Unless you’ve been on some other planet, you’ll be aware that Apple are tranistioning to Intel-based chips.
I’m one of the lucky developers who purchased a transition kit, and one of things I find interesting is that not all of the applications that Apple supply as standard with this kit are ‘Universal Binaries’, that is, both PowerPC and Intel based.
As you may know from other posts on the topic of the new platform, you can identify application types by looking at their ‘Kind’ within the Finder, or using the ‘file’ command line tool. Universal applications show up in the Finder as ‘Applications’. PowerPC applications show up as ‘Application (PowerPC)’. With the file tool, you get a full extract of the mach package and the architectures supported in the ‘fat’ binary.
The majority of the applications supplied are Universal; everything from Safari to Mail to Address Book is Universal.
Two oddities however standout – iTunes 4.9 (as was supplied) and DVD Player are both PowerPC only. These run absolutely fine through Rosetta, I’ve not experienced any problems at all with these apps. In fact, iTunes under Rosetta is noticeably faster (up to twice as fast) when ripping (partly due, I realize, to the fact that QuickTime is a Universal component) than my 1GHz 17″ PowerBook.

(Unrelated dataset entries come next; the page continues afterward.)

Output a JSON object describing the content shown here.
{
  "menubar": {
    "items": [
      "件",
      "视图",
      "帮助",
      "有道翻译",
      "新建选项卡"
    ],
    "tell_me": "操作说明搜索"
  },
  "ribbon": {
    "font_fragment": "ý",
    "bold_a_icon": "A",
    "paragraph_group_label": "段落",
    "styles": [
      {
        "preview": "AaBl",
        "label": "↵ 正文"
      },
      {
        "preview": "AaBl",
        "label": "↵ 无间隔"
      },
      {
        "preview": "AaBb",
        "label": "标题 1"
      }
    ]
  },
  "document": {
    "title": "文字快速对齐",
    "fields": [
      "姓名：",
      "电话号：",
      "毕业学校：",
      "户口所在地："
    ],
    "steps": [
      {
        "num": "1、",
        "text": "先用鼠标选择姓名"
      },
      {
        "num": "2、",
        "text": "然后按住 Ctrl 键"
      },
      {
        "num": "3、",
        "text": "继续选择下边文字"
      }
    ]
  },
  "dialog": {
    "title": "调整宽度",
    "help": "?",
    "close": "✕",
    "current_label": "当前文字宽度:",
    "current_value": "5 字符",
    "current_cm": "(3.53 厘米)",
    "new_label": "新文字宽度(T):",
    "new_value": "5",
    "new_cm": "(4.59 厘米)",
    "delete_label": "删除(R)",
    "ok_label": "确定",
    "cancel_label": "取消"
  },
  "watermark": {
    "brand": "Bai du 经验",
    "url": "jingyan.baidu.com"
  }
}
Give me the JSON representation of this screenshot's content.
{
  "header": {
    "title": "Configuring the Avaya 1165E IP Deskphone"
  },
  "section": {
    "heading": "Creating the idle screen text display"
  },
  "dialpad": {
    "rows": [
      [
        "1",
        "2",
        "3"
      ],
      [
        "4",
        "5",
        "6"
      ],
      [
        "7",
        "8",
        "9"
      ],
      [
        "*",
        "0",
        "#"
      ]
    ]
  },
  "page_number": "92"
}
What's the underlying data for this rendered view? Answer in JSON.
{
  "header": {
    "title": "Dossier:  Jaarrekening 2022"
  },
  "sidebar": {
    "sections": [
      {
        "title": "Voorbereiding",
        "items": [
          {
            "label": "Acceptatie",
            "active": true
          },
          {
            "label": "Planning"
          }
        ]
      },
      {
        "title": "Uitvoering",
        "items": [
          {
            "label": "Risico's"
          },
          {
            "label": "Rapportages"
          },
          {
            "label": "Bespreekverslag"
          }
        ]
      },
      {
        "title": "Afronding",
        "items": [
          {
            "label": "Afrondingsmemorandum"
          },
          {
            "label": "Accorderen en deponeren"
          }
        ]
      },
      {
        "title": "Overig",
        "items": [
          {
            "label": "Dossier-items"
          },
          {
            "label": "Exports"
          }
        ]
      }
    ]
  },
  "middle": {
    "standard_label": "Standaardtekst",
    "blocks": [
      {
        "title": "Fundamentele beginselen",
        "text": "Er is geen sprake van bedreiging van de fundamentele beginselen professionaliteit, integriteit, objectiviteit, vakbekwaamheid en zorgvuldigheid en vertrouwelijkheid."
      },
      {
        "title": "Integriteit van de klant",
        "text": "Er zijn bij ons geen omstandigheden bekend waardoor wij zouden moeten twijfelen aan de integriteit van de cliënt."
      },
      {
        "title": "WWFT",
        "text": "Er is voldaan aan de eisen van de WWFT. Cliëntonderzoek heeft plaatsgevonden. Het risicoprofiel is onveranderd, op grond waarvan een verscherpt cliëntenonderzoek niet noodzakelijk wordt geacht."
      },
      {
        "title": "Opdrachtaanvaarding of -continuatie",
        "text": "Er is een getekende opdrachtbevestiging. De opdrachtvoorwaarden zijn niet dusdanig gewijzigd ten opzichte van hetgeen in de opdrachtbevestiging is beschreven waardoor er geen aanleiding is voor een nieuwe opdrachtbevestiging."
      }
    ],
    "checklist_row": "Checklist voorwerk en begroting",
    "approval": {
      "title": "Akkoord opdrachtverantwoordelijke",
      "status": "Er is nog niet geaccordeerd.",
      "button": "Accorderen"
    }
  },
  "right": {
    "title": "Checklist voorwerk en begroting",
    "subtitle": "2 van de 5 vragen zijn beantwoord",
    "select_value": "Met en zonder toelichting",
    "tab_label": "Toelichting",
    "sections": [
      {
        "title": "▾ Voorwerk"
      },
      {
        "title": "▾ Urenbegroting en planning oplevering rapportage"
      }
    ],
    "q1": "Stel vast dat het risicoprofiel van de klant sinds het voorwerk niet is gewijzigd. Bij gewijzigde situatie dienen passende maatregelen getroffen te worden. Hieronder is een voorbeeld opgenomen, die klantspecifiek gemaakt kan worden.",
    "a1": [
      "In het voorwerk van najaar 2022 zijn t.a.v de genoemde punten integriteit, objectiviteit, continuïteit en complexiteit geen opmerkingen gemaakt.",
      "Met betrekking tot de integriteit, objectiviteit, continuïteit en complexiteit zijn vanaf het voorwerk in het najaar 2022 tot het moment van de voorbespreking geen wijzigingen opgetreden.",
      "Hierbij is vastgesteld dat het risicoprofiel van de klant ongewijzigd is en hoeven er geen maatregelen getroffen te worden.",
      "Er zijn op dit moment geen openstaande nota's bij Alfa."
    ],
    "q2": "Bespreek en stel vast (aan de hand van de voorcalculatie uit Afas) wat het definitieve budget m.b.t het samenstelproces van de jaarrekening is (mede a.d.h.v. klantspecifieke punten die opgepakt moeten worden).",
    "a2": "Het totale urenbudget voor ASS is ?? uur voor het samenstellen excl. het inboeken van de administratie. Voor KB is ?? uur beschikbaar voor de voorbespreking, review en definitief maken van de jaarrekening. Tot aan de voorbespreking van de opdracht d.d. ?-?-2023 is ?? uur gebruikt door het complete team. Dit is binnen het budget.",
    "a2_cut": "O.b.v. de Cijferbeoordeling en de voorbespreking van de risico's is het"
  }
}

While I don’t really have a problem with this (it works, why fix it?), I had expected iTunes 5.0 to make the transition to Universal binary as part of the gradual migration from PowerPC to Intel over the next 12-18 months.
I’m not suggesting there is anything sinister here – I just find it mildly odd that a new version of an Apple application hasn’t moved over when so much of the other components are already Universal.
I’d love to see a Universal (or more specifically, Intel compatible) version of iTunes just to see how snazzy it is; based on the Rosetta executing version I’ve got nothing to worry about, but that doesn’t mean I’m not intrigued…